“Under the Sea” took on a new meaning for students of Swan River Montessori school Friday, Oct. 25 at the Monticello Community Center.
The students were on hand with a front-seat view to the unveiling of Monticello’s latest mural- a seascape by the artist Limpio.
Limpio is also the artist who painted the mural of the heron on the north wall of Live, Laugh & Bloom, at 108 Cedar Street in Monticello.
Commissioned for the project through a grant from the Central Minnesota Arts Board, Limpio said he was inspired for the mural at the west entrance to the community center by the adjacent community pool and the importance of water.
The mural is painted on the north and south walls of a corridor leading into the community center. The ceiling is incorporated into the mural, as well, in order to create a sense that one is in the ocean, or “under the sea.”
The north side of the mural, along the community center gymnasium, depicts a celebration of ocean life.
“It showcases the colors of the ocean,” Limpio said.
The mural then leads over the ceiling to the south wall that is adjacent to the community pool.
“It depicts the bleaching of coral and what happens in the ocean when the water gets warmer,” Limpio told the students.
“The coral dies and turns white and what you see is its skeleton,” he said.
The south mural is a reminder of the effects of climate change on a global scale, Limpio said.
That’s something the Swan River students are familiar with, being an environmental-based school.
The community center mural was the first for Limpio using a technique new to him.
Limpio usually uses a “street-artist” style of painting that utilizes spray painting. When it came to the community center mural, Limpio used a base of latex paint that he generally uses for portraits. For the first time, he combined latex painting with his go-to style of spray painting for this mural. He then used paint markers on the black outlines on the fish, plants, and mammals featured in his mural.

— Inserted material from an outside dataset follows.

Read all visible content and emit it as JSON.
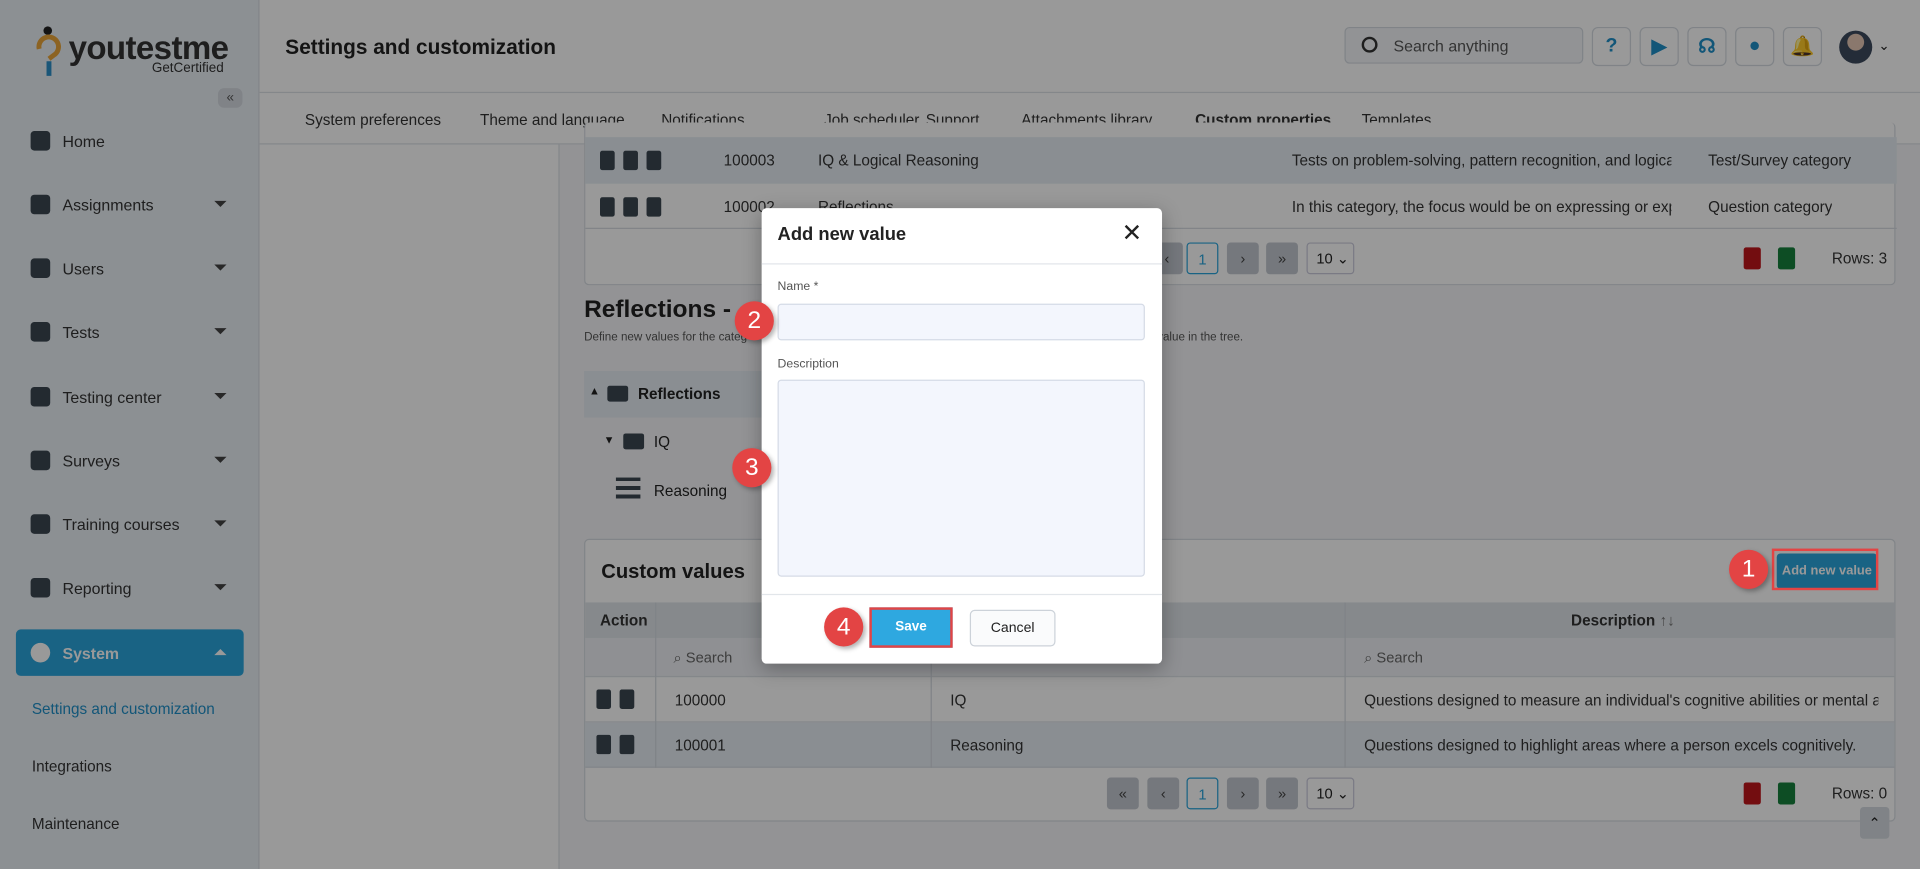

Limio says he wasn’t always going to paint an underwater scene in the community center hallway.
He initially thought he would continue with a animal and rain forest theme already painted in the community pool.

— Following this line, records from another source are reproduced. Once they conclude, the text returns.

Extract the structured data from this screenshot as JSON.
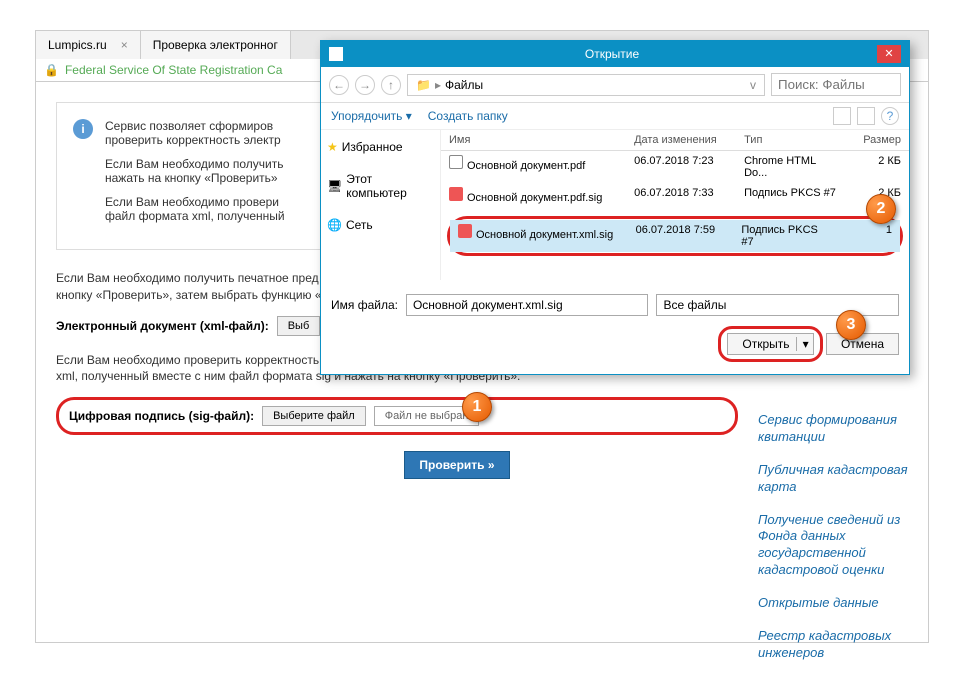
{
  "browser": {
    "tabs": [
      {
        "title": "Lumpics.ru"
      },
      {
        "title": "Проверка электронног"
      }
    ],
    "url": "Federal Service Of State Registration Ca"
  },
  "page": {
    "info": {
      "p1": "Сервис позволяет сформиров",
      "p2": "проверить корректность электр",
      "p3": "Если Вам необходимо получить",
      "p4": "нажать на кнопку «Проверить»",
      "p5": "Если Вам необходимо провери",
      "p6": "файл формата xml, полученный"
    },
    "para1": "Если Вам необходимо получить печатное пред",
    "para1b": "кнопку «Проверить», затем выбрать функцию «П",
    "xml_label": "Электронный документ (xml-файл):",
    "xml_btn": "Выб",
    "para2": "Если Вам необходимо проверить корректность электронной цифровой подписи, необходимо прикрепить файл формата xml, полученный вместе с ним файл формата sig и нажать на кнопку «Проверить».",
    "sig_label": "Цифровая подпись (sig-файл):",
    "choose_btn": "Выберите файл",
    "file_status": "Файл не выбран",
    "check_btn": "Проверить »"
  },
  "sidebar": {
    "links": [
      "Сервис формирования квитанции",
      "Публичная кадастровая карта",
      "Получение сведений из Фонда данных государственной кадастровой оценки",
      "Открытые данные",
      "Реестр кадастровых инженеров"
    ]
  },
  "dialog": {
    "title": "Открытие",
    "path_folder": "Файлы",
    "search_ph": "Поиск: Файлы",
    "organize": "Упорядочить ▾",
    "new_folder": "Создать папку",
    "tree": {
      "fav": "Избранное",
      "computer": "Этот компьютер",
      "network": "Сеть"
    },
    "columns": {
      "name": "Имя",
      "date": "Дата изменения",
      "type": "Тип",
      "size": "Размер"
    },
    "files": [
      {
        "name": "Основной документ.pdf",
        "date": "06.07.2018 7:23",
        "type": "Chrome HTML Do...",
        "size": "2 КБ"
      },
      {
        "name": "Основной документ.pdf.sig",
        "date": "06.07.2018 7:33",
        "type": "Подпись PKCS #7",
        "size": "2 КБ"
      },
      {
        "name": "Основной документ.xml.sig",
        "date": "06.07.2018 7:59",
        "type": "Подпись PKCS #7",
        "size": "1"
      }
    ],
    "fname_label": "Имя файла:",
    "fname_value": "Основной документ.xml.sig",
    "filetype": "Все файлы",
    "open_btn": "Открыть",
    "cancel_btn": "Отмена"
  },
  "callouts": {
    "c1": "1",
    "c2": "2",
    "c3": "3"
  }
}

“I thought a lot about the other rain forest animals and what is going on in the world,” Limpio said.
“But I thought painting what we find underwater would be more cool and painting the walls like they are underwater,” he said.
After a discussion of the art project, Limio took questions from the students, which led to a discussion of his painting techniques, history of pet ownership, and Limio’s own history of painting.
He noted that he began enjoying art at about the same age as the students gathered in the community center hallway.
Reach Jeff Hage at firstname.lastname@example.org